For every line in the records that has the word "Content", make a copy.

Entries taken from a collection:
• • • • • • •
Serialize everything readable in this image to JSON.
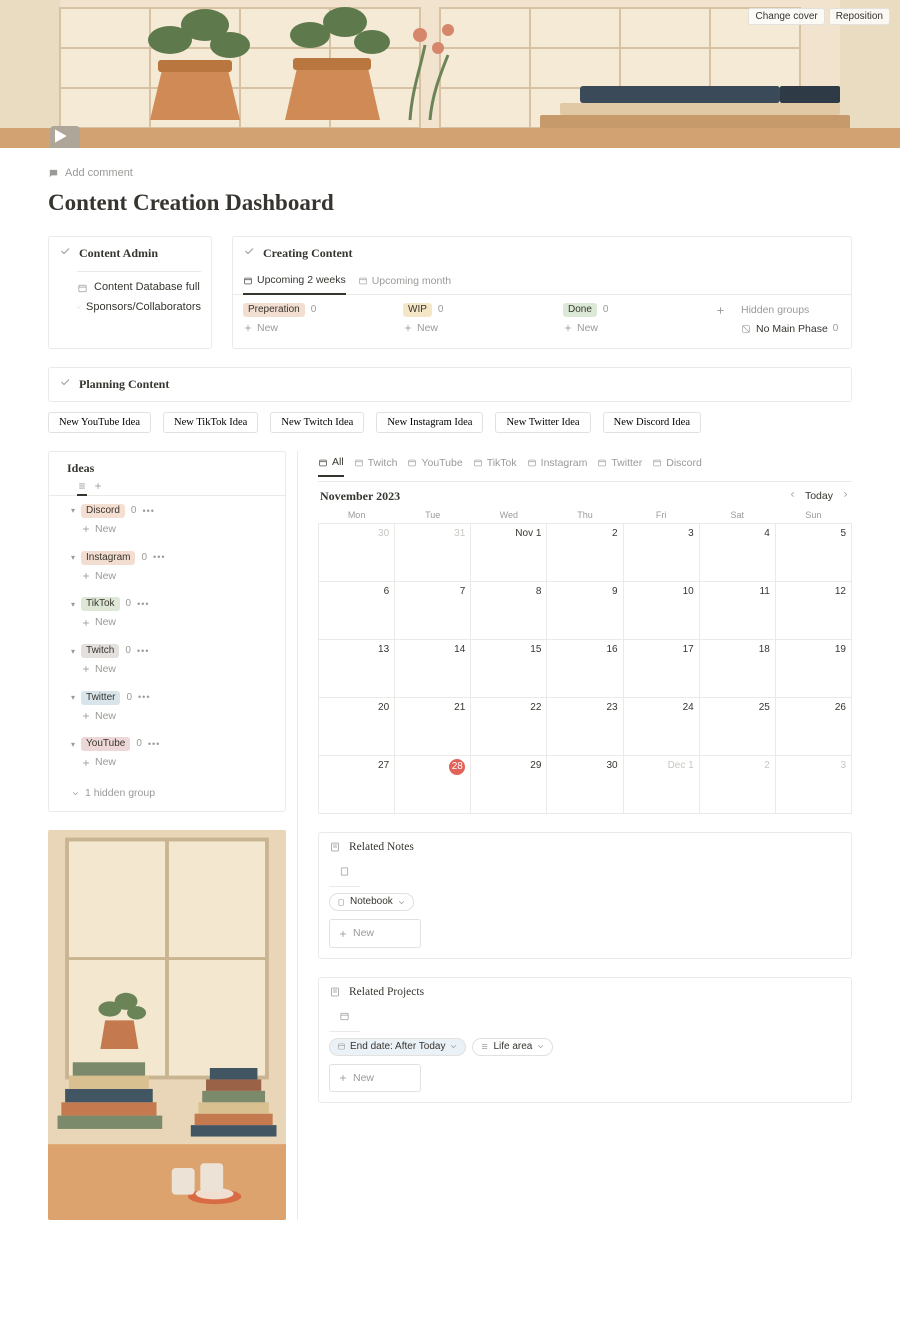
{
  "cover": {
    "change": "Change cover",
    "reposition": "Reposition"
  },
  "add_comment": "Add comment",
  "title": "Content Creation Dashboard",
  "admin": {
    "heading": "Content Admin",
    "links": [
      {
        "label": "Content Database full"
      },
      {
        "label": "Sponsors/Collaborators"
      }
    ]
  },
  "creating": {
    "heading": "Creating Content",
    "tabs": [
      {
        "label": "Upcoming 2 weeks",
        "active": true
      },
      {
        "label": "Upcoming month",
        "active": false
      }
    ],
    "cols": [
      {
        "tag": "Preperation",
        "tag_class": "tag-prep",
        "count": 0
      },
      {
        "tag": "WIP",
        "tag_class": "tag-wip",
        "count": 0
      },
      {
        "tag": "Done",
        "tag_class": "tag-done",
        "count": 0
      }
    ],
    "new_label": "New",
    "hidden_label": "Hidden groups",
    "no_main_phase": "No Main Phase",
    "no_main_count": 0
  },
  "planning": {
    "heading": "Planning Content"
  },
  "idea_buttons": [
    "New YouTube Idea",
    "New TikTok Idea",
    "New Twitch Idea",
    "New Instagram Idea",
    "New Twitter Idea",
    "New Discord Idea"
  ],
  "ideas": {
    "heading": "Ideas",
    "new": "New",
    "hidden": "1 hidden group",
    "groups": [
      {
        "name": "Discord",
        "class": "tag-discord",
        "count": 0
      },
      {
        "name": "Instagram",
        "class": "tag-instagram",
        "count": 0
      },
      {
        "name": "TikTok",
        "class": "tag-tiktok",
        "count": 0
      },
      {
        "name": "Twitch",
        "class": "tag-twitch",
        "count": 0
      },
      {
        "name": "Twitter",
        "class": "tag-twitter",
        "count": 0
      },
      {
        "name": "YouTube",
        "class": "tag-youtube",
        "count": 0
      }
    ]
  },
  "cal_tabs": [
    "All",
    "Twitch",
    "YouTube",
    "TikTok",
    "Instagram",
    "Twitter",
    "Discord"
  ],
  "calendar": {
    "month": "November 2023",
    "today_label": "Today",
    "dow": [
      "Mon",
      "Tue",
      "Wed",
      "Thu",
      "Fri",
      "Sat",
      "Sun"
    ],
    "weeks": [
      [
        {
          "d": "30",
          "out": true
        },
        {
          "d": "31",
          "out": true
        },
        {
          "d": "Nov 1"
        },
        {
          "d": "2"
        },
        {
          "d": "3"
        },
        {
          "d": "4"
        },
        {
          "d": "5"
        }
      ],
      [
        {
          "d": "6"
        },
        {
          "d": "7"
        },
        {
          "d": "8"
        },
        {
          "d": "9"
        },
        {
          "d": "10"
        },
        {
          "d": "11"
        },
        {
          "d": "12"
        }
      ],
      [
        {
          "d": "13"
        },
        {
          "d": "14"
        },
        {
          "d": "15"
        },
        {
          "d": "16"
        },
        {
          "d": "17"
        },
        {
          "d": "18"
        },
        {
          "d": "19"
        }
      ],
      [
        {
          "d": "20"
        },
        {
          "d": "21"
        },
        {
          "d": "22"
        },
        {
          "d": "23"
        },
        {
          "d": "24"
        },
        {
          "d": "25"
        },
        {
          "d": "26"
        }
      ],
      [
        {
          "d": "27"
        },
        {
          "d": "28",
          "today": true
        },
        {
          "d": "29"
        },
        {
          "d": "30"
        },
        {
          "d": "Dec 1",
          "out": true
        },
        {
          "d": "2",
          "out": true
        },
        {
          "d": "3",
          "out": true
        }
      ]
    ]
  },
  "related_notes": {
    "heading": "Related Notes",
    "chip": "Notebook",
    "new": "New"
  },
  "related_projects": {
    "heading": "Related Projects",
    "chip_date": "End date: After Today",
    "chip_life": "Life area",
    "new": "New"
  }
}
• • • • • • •
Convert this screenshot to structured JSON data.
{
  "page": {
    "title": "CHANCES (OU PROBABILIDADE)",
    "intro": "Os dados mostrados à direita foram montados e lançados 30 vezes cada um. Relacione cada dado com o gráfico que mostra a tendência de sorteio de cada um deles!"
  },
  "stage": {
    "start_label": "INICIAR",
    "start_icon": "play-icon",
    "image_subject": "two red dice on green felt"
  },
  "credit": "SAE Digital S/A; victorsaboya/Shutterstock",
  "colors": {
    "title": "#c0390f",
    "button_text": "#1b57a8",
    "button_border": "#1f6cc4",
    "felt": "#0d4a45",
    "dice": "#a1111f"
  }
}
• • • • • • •
• **COMPLETED TASK**:
  "title": "Content Creation Dashboard",
    "heading": "Content Admin",
        "label": "Content Database full"
    "heading": "Creating Content",
    "heading": "Planning Content"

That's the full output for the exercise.